Kazimierz never sleeps
Join Radio Polonia's Gabriel Stille for a
trip to Kazimierz - the old Jewish district of Krakow,
boasting a rich heritage as well as vibrant nightlife
Once an indepentent city - it merged with Krakow only
in the end of the 19th century - founded by king Casimir
the Great in 1335, Kazimierz was for many centuries
a center for Jewish cultural life. It was also a place
of relative tolerance and coexistence between Jews
and gentiles. In 1939, the Nazi invasion swept away
the Jewish Krakow.
Today, the remnants of synagogues, Jewish cemetaries
and other sites are being carefully restored. The old
synagoge, dating from the 15th century, at Szeroka
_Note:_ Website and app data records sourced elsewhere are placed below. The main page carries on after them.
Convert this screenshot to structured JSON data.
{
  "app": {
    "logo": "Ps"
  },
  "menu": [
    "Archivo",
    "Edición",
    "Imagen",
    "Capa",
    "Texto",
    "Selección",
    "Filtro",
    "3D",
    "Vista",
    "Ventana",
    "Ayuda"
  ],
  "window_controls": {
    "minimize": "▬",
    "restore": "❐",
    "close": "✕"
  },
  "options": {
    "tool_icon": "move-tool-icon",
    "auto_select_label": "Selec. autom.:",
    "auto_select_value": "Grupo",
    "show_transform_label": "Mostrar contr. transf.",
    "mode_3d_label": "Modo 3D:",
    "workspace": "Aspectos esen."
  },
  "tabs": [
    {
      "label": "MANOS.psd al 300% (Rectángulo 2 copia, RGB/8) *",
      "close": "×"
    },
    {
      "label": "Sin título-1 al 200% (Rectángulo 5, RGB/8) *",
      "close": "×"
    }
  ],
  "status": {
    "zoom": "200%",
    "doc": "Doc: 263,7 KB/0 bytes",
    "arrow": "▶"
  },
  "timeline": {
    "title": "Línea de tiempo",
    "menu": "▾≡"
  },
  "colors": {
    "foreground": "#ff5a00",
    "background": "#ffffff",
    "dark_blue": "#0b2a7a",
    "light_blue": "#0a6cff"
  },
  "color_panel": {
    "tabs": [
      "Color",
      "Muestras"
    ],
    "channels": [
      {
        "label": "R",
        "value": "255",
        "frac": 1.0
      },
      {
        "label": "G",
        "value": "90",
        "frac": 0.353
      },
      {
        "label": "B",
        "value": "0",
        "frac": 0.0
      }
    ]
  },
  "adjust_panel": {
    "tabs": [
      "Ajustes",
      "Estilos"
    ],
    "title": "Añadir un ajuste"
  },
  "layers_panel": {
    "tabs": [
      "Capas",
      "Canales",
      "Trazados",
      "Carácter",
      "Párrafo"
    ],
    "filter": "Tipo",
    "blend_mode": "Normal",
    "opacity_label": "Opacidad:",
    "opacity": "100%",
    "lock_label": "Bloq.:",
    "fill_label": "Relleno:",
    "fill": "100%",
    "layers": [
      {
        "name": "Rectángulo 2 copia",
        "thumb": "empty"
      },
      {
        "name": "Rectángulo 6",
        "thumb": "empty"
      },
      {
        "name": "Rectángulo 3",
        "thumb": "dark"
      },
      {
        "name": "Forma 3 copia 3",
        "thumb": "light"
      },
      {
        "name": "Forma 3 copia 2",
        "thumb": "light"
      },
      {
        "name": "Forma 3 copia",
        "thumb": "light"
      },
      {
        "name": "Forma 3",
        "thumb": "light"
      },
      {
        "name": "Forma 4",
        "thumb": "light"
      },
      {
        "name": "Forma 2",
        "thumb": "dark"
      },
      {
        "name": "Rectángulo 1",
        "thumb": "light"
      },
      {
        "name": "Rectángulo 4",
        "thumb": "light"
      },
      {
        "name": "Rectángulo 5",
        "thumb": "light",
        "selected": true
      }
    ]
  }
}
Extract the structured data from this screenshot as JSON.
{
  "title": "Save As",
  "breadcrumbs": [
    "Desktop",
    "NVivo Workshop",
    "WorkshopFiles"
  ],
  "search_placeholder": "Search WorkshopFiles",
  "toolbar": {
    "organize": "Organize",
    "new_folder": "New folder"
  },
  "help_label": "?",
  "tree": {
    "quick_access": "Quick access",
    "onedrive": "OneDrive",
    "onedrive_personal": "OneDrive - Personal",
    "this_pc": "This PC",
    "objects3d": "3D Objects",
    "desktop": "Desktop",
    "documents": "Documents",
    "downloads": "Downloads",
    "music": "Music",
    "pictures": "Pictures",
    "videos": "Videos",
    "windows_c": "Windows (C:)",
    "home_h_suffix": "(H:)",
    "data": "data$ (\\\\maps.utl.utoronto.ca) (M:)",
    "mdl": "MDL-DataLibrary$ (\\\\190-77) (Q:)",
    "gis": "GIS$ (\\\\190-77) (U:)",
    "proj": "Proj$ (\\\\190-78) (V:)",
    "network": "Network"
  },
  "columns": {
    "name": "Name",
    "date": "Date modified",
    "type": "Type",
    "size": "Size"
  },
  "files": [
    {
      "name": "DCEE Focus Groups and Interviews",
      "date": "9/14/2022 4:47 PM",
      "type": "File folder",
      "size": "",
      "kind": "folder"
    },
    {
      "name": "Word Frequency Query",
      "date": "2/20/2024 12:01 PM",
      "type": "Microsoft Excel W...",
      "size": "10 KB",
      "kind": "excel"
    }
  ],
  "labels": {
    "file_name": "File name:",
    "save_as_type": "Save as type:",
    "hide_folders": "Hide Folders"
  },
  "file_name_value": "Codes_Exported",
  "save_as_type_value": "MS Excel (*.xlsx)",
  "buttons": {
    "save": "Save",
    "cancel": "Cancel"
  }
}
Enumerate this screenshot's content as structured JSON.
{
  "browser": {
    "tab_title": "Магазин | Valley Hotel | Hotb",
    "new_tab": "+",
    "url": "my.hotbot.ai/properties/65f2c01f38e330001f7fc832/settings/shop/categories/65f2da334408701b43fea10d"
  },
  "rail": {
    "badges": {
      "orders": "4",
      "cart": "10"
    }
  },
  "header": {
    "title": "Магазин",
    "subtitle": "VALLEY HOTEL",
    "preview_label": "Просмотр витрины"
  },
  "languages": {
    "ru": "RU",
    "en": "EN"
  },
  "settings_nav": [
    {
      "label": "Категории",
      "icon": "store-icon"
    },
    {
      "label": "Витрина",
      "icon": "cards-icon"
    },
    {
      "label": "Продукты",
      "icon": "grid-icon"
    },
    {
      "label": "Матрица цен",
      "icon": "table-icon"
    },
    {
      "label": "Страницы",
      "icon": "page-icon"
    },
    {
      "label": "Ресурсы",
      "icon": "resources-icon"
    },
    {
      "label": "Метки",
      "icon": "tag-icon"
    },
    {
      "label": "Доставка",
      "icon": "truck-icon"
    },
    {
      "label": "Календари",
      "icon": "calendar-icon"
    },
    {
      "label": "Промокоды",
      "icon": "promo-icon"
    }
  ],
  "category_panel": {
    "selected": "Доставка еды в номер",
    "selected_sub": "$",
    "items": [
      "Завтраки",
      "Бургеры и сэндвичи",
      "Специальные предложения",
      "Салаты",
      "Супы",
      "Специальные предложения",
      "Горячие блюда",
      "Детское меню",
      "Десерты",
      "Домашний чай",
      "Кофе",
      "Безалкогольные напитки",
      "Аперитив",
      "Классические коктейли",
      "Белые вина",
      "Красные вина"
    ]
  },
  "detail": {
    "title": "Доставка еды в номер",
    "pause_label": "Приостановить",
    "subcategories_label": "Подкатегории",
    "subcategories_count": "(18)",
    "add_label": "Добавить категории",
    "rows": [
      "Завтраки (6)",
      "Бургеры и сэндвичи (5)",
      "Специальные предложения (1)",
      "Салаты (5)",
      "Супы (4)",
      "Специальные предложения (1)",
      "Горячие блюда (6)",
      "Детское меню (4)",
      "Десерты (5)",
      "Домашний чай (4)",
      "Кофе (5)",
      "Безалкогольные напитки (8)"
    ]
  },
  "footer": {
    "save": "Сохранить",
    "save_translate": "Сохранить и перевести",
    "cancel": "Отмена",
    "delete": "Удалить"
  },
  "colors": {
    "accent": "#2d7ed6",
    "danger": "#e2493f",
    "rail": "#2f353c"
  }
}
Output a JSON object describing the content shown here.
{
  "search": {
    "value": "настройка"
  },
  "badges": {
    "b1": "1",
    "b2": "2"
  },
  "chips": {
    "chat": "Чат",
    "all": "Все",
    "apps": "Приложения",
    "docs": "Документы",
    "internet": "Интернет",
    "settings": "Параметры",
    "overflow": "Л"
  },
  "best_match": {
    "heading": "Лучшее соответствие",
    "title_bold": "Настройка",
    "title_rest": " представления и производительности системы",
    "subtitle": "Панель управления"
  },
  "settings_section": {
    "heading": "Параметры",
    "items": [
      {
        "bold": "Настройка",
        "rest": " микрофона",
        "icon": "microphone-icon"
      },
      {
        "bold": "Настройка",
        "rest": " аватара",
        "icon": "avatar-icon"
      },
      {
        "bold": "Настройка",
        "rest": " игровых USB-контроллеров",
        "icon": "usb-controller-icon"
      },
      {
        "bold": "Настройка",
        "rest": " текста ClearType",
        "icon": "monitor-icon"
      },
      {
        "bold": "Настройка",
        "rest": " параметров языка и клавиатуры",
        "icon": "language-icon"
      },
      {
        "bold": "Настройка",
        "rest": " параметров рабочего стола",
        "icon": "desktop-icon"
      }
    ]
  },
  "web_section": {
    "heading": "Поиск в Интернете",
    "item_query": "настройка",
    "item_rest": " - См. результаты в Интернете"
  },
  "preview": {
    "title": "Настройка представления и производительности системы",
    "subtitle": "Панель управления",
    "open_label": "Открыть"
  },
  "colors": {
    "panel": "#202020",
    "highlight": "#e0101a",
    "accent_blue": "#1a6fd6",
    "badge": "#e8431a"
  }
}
street today houses the Judaic collection of the Krakow
Historical Museum. Jews from all over the world come
here to visit the home of their ancestors. Esti Klein
Ofer comes here from Israel:
I heard many stories from my father about this district, and I was in the
house my father was born, I saw it yesterday, and here we have also Menachem
Stern. His grandfather was a neighbour of my grandfather - the same house,
and we got to know each other only yesterday! It was in Jakuba Street,
where also Mordechai Gebirtig, the famous jiddischer composer lived ... I was
always afraid of coming here to Cracow, i thought it was
something of the past, of the dead people. But here, you know, I'm still alive.
I have five children, I'm bringing them up in Israel, and
here I see the continuity of life.
Although parts of Kazimierz are being renovated, most
notably public buildings such as synagogues, churches
and museums, most of the district is still sporting
a darker, more dilapidated feel - the shiny facades
of the Krakow old town are still a few years in the
future. Maybe all the better for the in crowd - Kazimierz
has become a favourite hangout for the young and bohemian.
So, what better place to make up plans for the evening
than a dark, smokey cafe, with old photos all over
the walls and grandma-style furniture. Mleczarnia,
or the Dairy, at Meiselsa street is just the place.
Here I meet a German student:
My name is Melanie, I'm from Germany, from Berlin,
and I'm living here in Kazimierz for two weeks. We are spending this time in Krakow because
we are having a working experience. I like the atmosphere of the different
cafes here. Yesterday we visited a special cafe, it was a kind of a gallery.
This cafe is more extravagant, it is the old style we like.
Again, this is just the right place. And, if you haven't
found a place to stay, now is the time to find a hotel
or - for the one still young at heart or wallet - hostel.
There is lots of them all over Krakow, and the distances
is generally nothing to worry about. But I choose one
right in the center of Kazimierz of course - at Miodowa
street, right next to a bar called Absynt - where you
can get all kinds of varieties of the green liquor
- though not as strong as in Prague of course. But
what about a "Soul kiss" absint, becherovka,
passoa, orange juice and sprite?
So, now we are out about town. There is loads of pubs,
bars and cafes everywhere, and if you start around
from the New Square, Plac Nowy, with its intriquing
twelwe-angeled market hall in the middle - nothing
can go wrong. Now I'm at the Alchemia, right at the
square, a dark, brooding place bustling with people
and with popular concerts and exhibitions going on
downstairs. This is supposed to be one of the hip places,
but rembember to ask the locals:
It is just an occasion to meet friends. This is not the best place in Krakow.
The best place is where the friends are. Where the friends are, I'm going.
Were the barmans are friendly.
Still very true. If you grow weary of the dark, black
magic kind of places were everyone is bohemian, forgive
me, Cracovian like you, there is more mundane bars
as well. Such as this one, le Scandale, with a huge
selection of coctails. And from this point - only your
guts and possible commitments tomorrow morning can
stop you from exploring all the places all around Kazimierz
all night long.
After a long night, its good to wake up to a nice hostel
breakfast - maybe to see the rest of Cracow or to have
a closer look to some of the more cultural sites. Anyway,
any traveller will find it true that Kazimierz is well
worth the visit.